A confused couple was booted off their cruise and left stranded in South Korea — and thousands of dollars out of pocket — over a simple but profound error they made when booking their trip.
And their mistake is a lesson for all of us, said Michelle Couch-Friedman from consumer rights group Elliott Advocacy, which was not able to get compensation for the devastated couple.
American man William Coates and his wife had booked a 14-day Holland America Line cruise through Japan, South Korea and China on the Westerdam cruise ship in October.
"This is a trip we had planned for a long time. At 71 years old, we were looking forward to this adventure," Mr Coates told Elliott Advocacy.
The couple flew to Japan, where they boarded the ship at Yokohama and settled into the voyage as the Westerdam cruised to South Korea.
But on the third day of the 14-day trip, a member of the ship's guest relations staff told the Coates they would be kicked off the ship when it reached the South Korean port at Busan.
They would have to gather their things and leave, their journey suddenly over.
"She (the staff member) told us that it was our responsibility to get ourselves home. We couldn't believe it," Mr Coates said.
The reason the Coates were told to leave the ship was because they didn't have the necessary visas to enter China.
While visitors from countries like New Zealand can be issued with a 72 hour transit when arriving by air to one of China's 18 eligible cities. However, visitors on cruise journeys have to have the right visas for all ports of entry on the voyage.

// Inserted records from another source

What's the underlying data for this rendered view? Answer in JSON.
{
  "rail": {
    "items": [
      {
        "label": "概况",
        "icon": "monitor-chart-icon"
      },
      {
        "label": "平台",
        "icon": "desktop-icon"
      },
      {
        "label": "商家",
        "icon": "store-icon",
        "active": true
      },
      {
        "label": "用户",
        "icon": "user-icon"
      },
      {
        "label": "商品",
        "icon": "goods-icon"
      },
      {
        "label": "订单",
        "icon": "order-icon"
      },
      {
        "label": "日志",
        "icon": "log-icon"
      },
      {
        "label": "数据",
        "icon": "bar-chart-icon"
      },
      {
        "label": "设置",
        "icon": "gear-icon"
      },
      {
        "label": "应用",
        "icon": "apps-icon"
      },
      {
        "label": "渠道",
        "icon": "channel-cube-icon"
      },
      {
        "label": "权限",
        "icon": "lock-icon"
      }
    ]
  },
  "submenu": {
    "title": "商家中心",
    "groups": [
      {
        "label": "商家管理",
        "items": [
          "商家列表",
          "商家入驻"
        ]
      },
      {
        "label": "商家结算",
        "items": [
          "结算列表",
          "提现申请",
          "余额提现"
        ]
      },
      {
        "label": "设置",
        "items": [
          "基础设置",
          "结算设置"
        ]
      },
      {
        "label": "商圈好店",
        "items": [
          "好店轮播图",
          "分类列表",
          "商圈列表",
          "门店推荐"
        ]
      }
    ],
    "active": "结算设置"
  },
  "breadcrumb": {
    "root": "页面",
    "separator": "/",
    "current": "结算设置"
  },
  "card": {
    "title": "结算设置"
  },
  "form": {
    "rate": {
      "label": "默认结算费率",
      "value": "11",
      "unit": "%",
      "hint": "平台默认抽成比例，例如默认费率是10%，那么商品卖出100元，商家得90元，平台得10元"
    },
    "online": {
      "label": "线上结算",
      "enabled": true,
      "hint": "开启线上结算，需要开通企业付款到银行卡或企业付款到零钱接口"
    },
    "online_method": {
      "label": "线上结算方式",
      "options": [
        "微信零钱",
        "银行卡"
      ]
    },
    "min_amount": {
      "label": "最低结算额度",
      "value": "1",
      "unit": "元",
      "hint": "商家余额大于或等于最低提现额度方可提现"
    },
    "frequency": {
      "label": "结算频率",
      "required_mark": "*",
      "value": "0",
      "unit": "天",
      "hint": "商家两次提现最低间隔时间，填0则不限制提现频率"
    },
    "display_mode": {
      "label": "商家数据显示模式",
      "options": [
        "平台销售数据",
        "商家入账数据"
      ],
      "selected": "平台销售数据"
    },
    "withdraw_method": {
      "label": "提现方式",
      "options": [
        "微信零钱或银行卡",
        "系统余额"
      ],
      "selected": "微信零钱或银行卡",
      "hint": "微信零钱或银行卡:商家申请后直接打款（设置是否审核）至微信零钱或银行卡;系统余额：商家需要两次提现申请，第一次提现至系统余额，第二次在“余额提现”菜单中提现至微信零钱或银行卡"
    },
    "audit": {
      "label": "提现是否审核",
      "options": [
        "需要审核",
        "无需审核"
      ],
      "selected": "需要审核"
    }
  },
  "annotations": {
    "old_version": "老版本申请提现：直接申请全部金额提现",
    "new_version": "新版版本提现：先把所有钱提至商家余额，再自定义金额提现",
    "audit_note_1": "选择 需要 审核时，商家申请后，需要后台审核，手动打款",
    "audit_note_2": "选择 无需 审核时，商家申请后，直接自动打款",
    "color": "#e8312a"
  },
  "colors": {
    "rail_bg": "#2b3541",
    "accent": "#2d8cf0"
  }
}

Americans need to apply in advance for entry visas to China, where authorities "strongly enforce penalties for entry and exit visa violations" according to the Department of Foreign Affairs and Trade.
Mr Coates said that was the first time they were made aware of this.
"Holland America removed us from the ship. They left us, literally on the dock," he said.
"It was up to us to find our way to the airport and then pay US$2400 (NZ$3490) for additional airfare to get home."
Holland America said its ship staff tried to arrange emergency visas for the Coates at Busan, and had even negotiated with Chinese authorities that the couple would not leave the ship during its stops at Chinese ports.
"The Chinese border patrol rejected all of the alternatives," the company said.
The Coates said Holland America should have told them about the need for visas.
"Getting thrown off the ship was a most embarrassing and difficult experience for us," they told Elliott Advocacy.
"Our loss is approaching US$9000 (NZ$13,460). Holland America should have alerted us to our missing travel visa and the stringent requirements. No one did.
"We think that something this serious would be part of the travel professional's responsibility."
Michelle Couch-Friedman said if it was true the consultant had never mentioned a visa, the couple might have had a case for getting at least a partial refund.
But according to the itinerary Holland America sent to the Coates in January, it had.
A clause in the terms and conditions read: "It is the guest's sole responsibility to obtain and have available when necessary the appropriate valid travel documents. All guests are advised to check with their travel agent or the appropriate government authority to determine the necessary documents.
"You will be refused boarding or disembarked without liability for refund, payment, compensation, or credit of any kind if you do not have proper documentation, and you will be subject to any fine or other costs incurred by carrier which result from improper documentation or noncompliance with applicable regulations, which amount may be charged to your stateroom account and/or credit card."
Refusing the couple's appeal for a full refund, Holland America said it had also sent the couple two extra alerts about the visas.
The couple was unable to argue they'd been travelling without access to a computer for a few months and didn't see those alerts.
Mrs Couch-Friedman said there was an important lesson for all travellers in the Coates' mistake: Read the fine print of your booking. You are responsible for your own visas.
"Before you set off on any cruise, it's imperative to read the contract in its entirety," she said.
"Remember that your entry requirements are unique to you, and it's your responsibility to obtain all necessary documents.
"In the end, Holland America refunded the couple for their unused return airfare as a gesture of goodwill but declined any other refund."
New Zealand is one of the countries on China's new 72 hour transit visa. However there are tight stipulations as to the validity of these visas, such as entry and exit points and method of arrival. There are various kinds of visas, which are explained by the Embassy of the People's Republic of China in New Zealand.
Travellers should also remember it's not enough just to have a passport — they have to make sure there are a certain number of months left before it expires, which varies from country to country.
To enter China, for example, passports need to be valid for six months after the intended departure date.
This is the responsibility of the traveller and not their booking agent or travel company.